The Government today published its migration statistics for the year ending September 2015. According to the Office for National Statistics (ONS), estimated net migration to the UK reached 336,000 in the year to June. The figure - the difference between the number of people arriving and leaving - was 82,000 more than the previous year.
Asylum applications increased in the third quarter of the year to 10,156, compared to 6,903 in the same quarter of 2014. This brought asylum applications in the year ending September 2015 to 29,024—an increase of 19% year on year. Despite the recent increase, asylum remains the smallest component of UK immigration after work, study and family unification.
Madeleine Sumption, Director of the Migration Observatory at the University of Oxford said: “Most the measures introduced over the last parliament to reduce net migration of workers, students and family members have now been in place for some years. At this point, changes in net migration are mainly being driven by economic factors like the success of the UK economy, rather than by new policies.”

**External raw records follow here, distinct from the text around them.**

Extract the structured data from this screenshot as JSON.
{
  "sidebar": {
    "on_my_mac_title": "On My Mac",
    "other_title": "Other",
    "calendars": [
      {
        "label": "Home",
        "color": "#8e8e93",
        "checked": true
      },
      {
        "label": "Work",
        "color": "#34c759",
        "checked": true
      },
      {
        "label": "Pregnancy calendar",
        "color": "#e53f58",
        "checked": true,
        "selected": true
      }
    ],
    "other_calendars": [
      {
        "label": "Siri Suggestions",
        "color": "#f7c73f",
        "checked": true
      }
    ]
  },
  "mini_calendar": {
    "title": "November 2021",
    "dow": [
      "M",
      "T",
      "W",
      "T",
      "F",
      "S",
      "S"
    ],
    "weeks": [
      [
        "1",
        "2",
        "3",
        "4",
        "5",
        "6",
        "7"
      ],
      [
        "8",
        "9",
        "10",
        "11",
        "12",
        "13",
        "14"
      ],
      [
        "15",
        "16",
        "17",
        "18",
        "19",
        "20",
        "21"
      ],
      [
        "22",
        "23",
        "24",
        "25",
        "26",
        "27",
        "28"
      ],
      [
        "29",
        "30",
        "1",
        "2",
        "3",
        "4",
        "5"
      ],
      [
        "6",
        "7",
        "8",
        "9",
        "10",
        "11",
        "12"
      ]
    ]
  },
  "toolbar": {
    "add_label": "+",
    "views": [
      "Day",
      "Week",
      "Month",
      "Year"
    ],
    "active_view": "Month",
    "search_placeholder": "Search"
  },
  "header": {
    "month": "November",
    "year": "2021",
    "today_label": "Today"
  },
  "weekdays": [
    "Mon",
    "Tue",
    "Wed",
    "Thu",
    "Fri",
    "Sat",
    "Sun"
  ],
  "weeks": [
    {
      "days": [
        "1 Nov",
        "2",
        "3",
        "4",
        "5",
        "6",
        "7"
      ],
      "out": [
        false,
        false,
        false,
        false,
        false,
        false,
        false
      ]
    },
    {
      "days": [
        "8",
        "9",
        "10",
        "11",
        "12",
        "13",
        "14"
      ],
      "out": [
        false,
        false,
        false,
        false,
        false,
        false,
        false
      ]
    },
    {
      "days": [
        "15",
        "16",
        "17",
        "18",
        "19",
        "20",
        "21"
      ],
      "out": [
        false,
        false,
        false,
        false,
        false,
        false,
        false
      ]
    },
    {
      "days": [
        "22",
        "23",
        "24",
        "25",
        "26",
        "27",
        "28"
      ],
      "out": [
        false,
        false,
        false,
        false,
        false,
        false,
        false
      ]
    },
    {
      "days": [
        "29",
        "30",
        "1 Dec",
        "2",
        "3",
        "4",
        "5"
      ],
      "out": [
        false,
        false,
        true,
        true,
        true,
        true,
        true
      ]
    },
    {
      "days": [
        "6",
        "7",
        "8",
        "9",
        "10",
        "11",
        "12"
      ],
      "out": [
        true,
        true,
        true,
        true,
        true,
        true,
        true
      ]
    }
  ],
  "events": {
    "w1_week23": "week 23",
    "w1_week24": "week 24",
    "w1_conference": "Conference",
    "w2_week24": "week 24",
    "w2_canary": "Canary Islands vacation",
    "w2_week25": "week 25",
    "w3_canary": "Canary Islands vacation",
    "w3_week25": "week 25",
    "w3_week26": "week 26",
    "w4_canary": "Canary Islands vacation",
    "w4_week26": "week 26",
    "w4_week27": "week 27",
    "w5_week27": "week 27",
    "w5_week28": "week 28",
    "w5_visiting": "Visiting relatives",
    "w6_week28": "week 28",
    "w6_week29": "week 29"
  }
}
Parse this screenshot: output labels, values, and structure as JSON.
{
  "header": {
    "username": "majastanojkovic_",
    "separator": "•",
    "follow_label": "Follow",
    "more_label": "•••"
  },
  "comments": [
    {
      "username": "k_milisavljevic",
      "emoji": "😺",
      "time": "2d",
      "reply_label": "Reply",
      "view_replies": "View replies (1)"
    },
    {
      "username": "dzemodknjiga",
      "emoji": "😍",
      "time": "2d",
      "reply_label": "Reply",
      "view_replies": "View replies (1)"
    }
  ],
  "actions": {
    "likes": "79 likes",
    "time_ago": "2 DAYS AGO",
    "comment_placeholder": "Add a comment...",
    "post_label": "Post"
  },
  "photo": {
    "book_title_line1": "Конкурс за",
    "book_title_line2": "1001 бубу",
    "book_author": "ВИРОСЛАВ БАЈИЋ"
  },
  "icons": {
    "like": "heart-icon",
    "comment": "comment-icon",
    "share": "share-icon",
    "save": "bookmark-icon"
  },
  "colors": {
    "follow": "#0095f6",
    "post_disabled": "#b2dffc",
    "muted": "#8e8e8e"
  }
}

Steve Ballinger, Director of Communications at British Future said: "The public is concerned about high immigration – they don’t think the Government has got a grip and the repeated failures to get anywhere near the Home Secretary’s self-imposed target just undermines trust further. But many still think we should do our bit for refugees fleeing from ISIS or other terrors around the world, who need our protection and still make up a very small proportion of people coming to Britain.
Chai Patel, Legal and Policy Director of JCWI said: "The vast majority of people who are coming to the UK are here to work and are vital to our economic growth, and make a net contribution to our public services. Decades of underinvestment in our infrastructure are beginning to show, but the solution is to invest in repairing and rebuilding, instead of trying to drive out those very people ensuring that the NHS functions, and that we have the carers and workers we need for our ageing population.”
The ONS data revealed that:
Also see Migrant Voice Director Nazek Ramadan’s blog post responding to previous figures: “Immigration is not about numbers, it is about people” - http://www.migrantvoice.org/blog/nazek-ramadan-immigration-is-not-about-numbers-it-is-about-people.html